## [ACTIVITY]
Copy out the lines of the material that include the string "content".

[Opening MATERIAL TO PROCESS section]

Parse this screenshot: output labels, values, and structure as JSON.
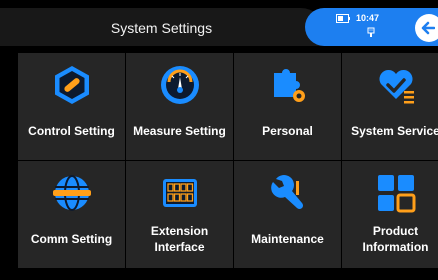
{
  "header": {
    "title": "System Settings",
    "time": "10:47",
    "battery_icon": "battery-icon",
    "usb_icon": "usb-icon",
    "back_icon": "back-arrow-icon"
  },
  "colors": {
    "accent": "#1d7ff0",
    "tile_bg": "#262626",
    "icon_blue": "#1a8cff",
    "icon_orange": "#ff9f1a"
  },
  "tiles": [
    {
      "label": "Control Setting",
      "icon": "control-setting-icon"
    },
    {
      "label": "Measure Setting",
      "icon": "gauge-icon"
    },
    {
      "label": "Personal",
      "icon": "puzzle-icon"
    },
    {
      "label": "System Service",
      "icon": "heart-service-icon"
    },
    {
      "label": "Comm Setting",
      "icon": "globe-icon"
    },
    {
      "label": "Extension Interface",
      "line1": "Extension",
      "line2": "Interface",
      "icon": "interface-board-icon"
    },
    {
      "label": "Maintenance",
      "icon": "wrench-icon"
    },
    {
      "label": "Product Information",
      "line1": "Product",
      "line2": "Information",
      "icon": "product-grid-icon"
    }
  ]
}
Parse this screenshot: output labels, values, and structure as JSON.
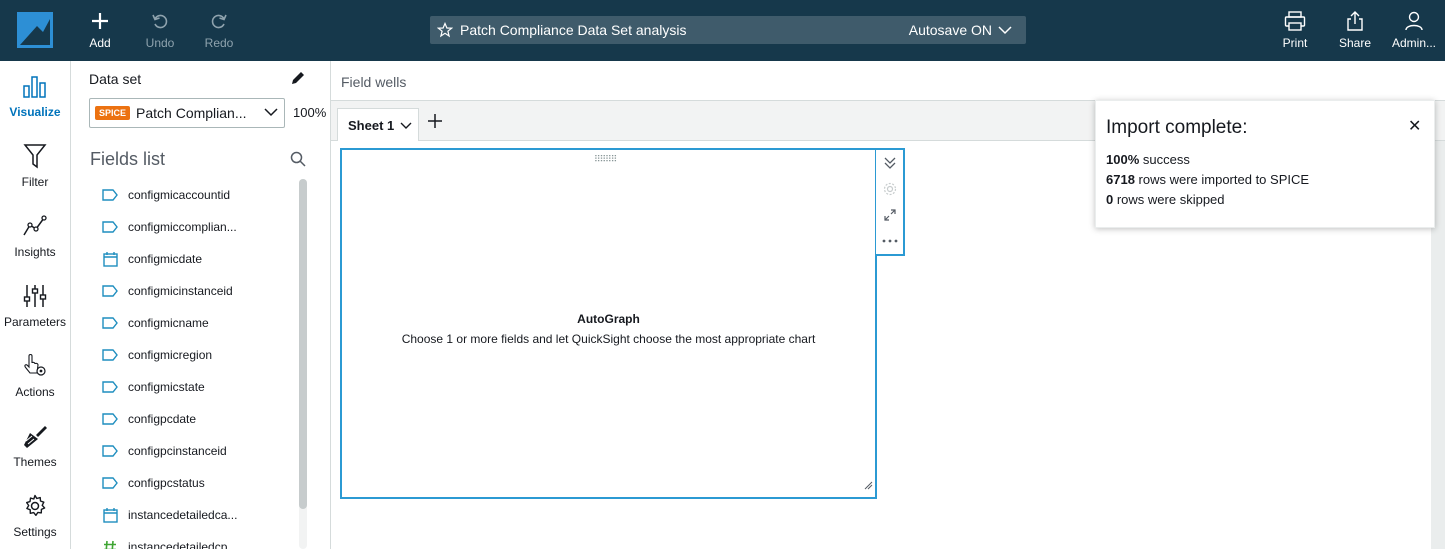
{
  "topbar": {
    "add_label": "Add",
    "undo_label": "Undo",
    "redo_label": "Redo",
    "analysis_title": "Patch Compliance Data Set analysis",
    "autosave_label": "Autosave ON",
    "print_label": "Print",
    "share_label": "Share",
    "user_label": "Admin..."
  },
  "leftnav": {
    "items": [
      {
        "label": "Visualize",
        "icon": "bar-chart-icon"
      },
      {
        "label": "Filter",
        "icon": "funnel-icon"
      },
      {
        "label": "Insights",
        "icon": "insights-icon"
      },
      {
        "label": "Parameters",
        "icon": "sliders-icon"
      },
      {
        "label": "Actions",
        "icon": "pointer-gear-icon"
      },
      {
        "label": "Themes",
        "icon": "paintbrush-icon"
      },
      {
        "label": "Settings",
        "icon": "gear-icon"
      }
    ]
  },
  "datapanel": {
    "dataset_label": "Data set",
    "spice_badge": "SPICE",
    "dataset_name": "Patch Complian...",
    "spice_percent": "100%",
    "fields_title": "Fields list",
    "fields": [
      {
        "name": "configmicaccountid",
        "type": "dimension"
      },
      {
        "name": "configmiccomplian...",
        "type": "dimension"
      },
      {
        "name": "configmicdate",
        "type": "date"
      },
      {
        "name": "configmicinstanceid",
        "type": "dimension"
      },
      {
        "name": "configmicname",
        "type": "dimension"
      },
      {
        "name": "configmicregion",
        "type": "dimension"
      },
      {
        "name": "configmicstate",
        "type": "dimension"
      },
      {
        "name": "configpcdate",
        "type": "dimension"
      },
      {
        "name": "configpcinstanceid",
        "type": "dimension"
      },
      {
        "name": "configpcstatus",
        "type": "dimension"
      },
      {
        "name": "instancedetailedca...",
        "type": "date"
      },
      {
        "name": "instancedetailedcp...",
        "type": "measure"
      }
    ]
  },
  "fieldwells_label": "Field wells",
  "sheet_tab_label": "Sheet 1",
  "visual": {
    "title": "AutoGraph",
    "description": "Choose 1 or more fields and let QuickSight choose the most appropriate chart"
  },
  "toast": {
    "title": "Import complete:",
    "line1_value": "100%",
    "line1_text": " success",
    "line2_value": "6718",
    "line2_text": " rows were imported to SPICE",
    "line3_value": "0",
    "line3_text": " rows were skipped"
  },
  "colors": {
    "topbar_bg": "#16384b",
    "accent_blue": "#0073bb",
    "visual_border": "#2b9ad3",
    "spice_orange": "#ec7211",
    "dimension_icon": "#1f8ebf",
    "measure_icon": "#3fa532"
  }
}
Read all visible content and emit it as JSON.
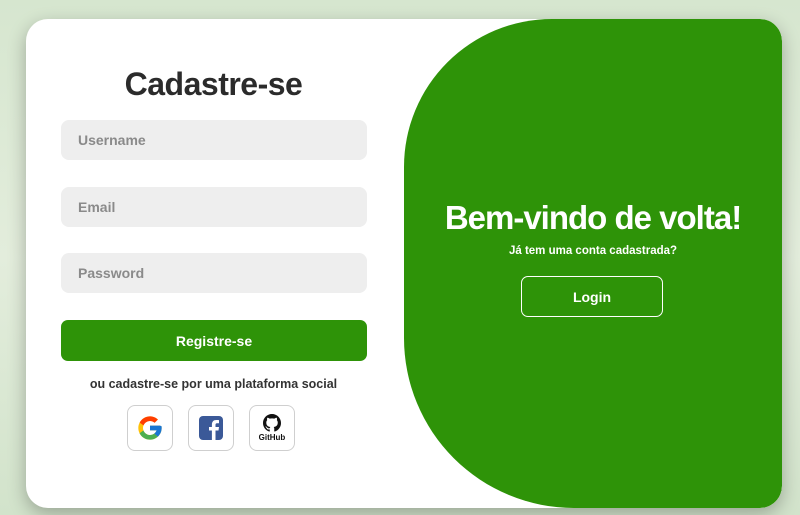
{
  "register": {
    "title": "Cadastre-se",
    "username_placeholder": "Username",
    "email_placeholder": "Email",
    "password_placeholder": "Password",
    "submit_label": "Registre-se",
    "social_text": "ou cadastre-se por uma plataforma social",
    "socials": [
      {
        "name": "google-icon"
      },
      {
        "name": "facebook-icon"
      },
      {
        "name": "github-icon",
        "label": "GitHub"
      }
    ]
  },
  "welcome": {
    "title": "Bem-vindo de volta!",
    "subtitle": "Já tem uma conta cadastrada?",
    "login_label": "Login"
  },
  "colors": {
    "accent": "#2e9308",
    "input_bg": "#eeeeee",
    "background": "#e3eddc"
  }
}
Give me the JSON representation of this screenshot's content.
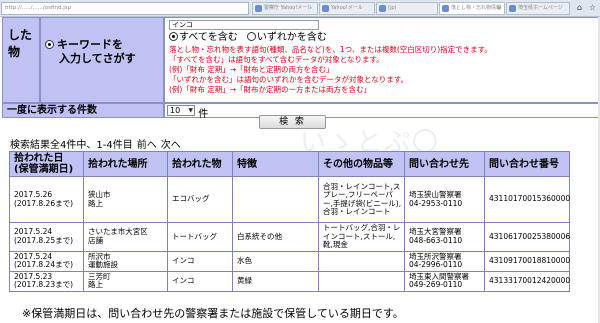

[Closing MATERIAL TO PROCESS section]

## [WRITTEN SOLUTION]
Read all visible content and emit it as JSON.
Give me the JSON representation of this screenshot's content.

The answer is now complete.